This is even though many organisations are, publicly at least, adamant that they are not planning to reduce headcount in 2023, hiring freezes notwithstanding. In the case of the latter, some organisations are essentially filling the gaps by asking employees to take on responsibilities and tasks beyond their job description.
And this is before we even start addressing the elephant in the room. According to a 2022 survey by UOB, almost half of employees in Singapore have returned to the office on a permanent basis. The problem with that statistic, however, is how it goes against what employees want, with 80% of employees preferring some form of flexible work arrangement.
Should it then, be a surprise that many employees are frustrated, disengaged, or simply suffering from burnout?
Organisations that fail to address the concerns and challenges faced by employees are at risk of losing their best talent. While many employees may fear losing their jobs in the face of a looming recession, employees who truly excel in their profession are not likely to hesitate to leave for a better opportunity, nor are they likely to be short of offers.
While people strategies will differ from organisation to organisation, the lack of meaningful communication is arguably the biggest contributor to the disconnect that exists between many organisations and their employees.
In the instance of employees asked to take on increased workloads, do they understand and accept that these represent opportunities for personal development and career growth within the organisation?
If the arrangement is a temporary one, what assurances are given to employees and are managers communicating to employees that their wellbeing will always take priority?
READ: 2 Cents: People-first approach a priority for HR in 2023
Where the return to office is concerned, it is perhaps understandable why some organisations want their employees to return to the office. Bob Iger, CEO of Disney, cited the importance of in-person collaboration as the reason for asking employees to be in the office four days a week.
Instead of mandating a return to office however, employers will do well to open lines of communication with employees and understand the reasons behind why they are reluctant to return to the office permanently.
As HRM Asia found out while speaking to organisations operating in the Asia-Pacific region earlier this year, a people-centric approach to flexible work wins buy-in because it addresses the concerns of employees and creates an environment for all employees to produce their best work for the organisation.
Unfortunately, some organisations seem to have taken a step back from the focus that was placed on employee wellbeing at the height of the pandemic. In today’s evolving world of world, decisions taken without consultation with employees, and which are contradictory to what they are looking for in their lives and careers, are arguably set up to fail.

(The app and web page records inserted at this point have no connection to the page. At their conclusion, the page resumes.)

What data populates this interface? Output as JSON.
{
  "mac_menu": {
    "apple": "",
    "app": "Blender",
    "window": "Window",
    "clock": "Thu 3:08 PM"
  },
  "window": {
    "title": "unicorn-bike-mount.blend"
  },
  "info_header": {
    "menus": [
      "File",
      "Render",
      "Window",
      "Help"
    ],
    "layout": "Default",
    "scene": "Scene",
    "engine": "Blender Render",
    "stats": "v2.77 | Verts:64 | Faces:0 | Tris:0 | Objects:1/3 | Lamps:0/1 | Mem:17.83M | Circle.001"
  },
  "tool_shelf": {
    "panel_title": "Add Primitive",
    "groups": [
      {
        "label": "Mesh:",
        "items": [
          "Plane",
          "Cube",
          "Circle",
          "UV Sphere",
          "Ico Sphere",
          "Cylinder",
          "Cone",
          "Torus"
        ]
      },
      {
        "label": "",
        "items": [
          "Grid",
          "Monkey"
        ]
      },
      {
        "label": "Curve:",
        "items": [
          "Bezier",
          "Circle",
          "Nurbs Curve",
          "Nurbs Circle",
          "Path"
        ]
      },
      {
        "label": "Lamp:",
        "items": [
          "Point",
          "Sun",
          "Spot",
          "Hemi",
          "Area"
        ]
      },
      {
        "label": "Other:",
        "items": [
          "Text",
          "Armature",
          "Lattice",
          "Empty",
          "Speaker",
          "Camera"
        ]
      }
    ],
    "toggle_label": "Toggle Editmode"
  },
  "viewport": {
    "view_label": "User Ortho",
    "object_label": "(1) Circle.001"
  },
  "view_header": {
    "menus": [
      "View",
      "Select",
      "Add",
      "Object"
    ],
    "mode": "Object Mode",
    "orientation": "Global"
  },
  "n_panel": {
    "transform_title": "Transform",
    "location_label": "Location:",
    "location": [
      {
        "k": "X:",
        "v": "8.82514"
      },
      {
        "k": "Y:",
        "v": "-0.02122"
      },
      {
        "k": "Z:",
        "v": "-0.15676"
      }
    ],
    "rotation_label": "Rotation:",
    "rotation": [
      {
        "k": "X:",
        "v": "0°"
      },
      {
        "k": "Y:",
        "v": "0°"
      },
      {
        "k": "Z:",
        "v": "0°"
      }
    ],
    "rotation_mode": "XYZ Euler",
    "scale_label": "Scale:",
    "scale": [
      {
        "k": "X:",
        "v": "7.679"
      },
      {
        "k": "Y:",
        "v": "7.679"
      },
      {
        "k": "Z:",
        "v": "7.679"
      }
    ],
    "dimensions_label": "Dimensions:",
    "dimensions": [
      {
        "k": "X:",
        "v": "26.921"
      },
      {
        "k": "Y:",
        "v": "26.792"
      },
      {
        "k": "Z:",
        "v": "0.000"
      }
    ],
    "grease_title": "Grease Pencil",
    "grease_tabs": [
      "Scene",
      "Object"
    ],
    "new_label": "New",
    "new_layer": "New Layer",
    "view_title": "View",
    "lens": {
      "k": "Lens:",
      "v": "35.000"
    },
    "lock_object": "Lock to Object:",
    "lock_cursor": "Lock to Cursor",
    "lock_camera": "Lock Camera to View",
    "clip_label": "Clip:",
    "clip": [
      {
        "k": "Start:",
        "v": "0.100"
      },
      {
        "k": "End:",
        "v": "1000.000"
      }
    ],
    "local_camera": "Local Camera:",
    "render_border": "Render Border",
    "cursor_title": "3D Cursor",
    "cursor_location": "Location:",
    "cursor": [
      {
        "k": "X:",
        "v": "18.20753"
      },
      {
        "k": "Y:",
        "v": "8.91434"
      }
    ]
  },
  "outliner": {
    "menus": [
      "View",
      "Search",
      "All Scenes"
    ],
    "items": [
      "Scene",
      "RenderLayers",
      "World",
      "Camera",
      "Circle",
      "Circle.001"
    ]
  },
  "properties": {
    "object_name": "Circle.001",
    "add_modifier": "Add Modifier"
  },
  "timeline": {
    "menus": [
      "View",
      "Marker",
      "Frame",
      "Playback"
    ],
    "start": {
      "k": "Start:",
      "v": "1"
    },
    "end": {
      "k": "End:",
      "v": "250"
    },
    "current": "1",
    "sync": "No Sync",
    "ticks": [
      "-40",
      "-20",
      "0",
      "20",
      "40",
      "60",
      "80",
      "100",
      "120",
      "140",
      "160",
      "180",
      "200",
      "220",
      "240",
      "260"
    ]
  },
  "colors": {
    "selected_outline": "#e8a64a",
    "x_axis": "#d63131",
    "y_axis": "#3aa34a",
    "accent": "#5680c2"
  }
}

Granted, there will be times when business leaders will have to make unpopular decisions, particularly during uncertain times. However, these decisions need not be detrimental to employee wellbeing and organisations’ ability to retain their best talent if they are accompanied by honest and open dialogue with employees.
If you are looking for more innovative and impactful ways to improve the employee experience in your organisation and maximise productivity, efficiency and ROI, HRM Asia invites you to join us at HR Tech Festival Asia 2023, Asia’s largest HR technology and workforce management event.
With the theme of Engage. Sustain. Thrive. Navigating The New Paradigm of People and Work, HR Tech Festival Asia 2023 is taking place at the Suntec Singapore Convention and Exhibition Centre from May 10-11.
To help organisations devise successful people strategies, HR Tech Festival Asia 2023 will take a deep dive into topics such as how HR technologies can enhance work productivity and employee welfare; how organisations can transform their L&D strategies to ramp up organisational performance; how organisations can improve work-life balance for their remote workforce; and how organisations can focus on the total wellbeing of their employees.
Join us in Singapore as we examine the new paradigm of people and work, and how organisations can benefit from how employees are continuing to change work.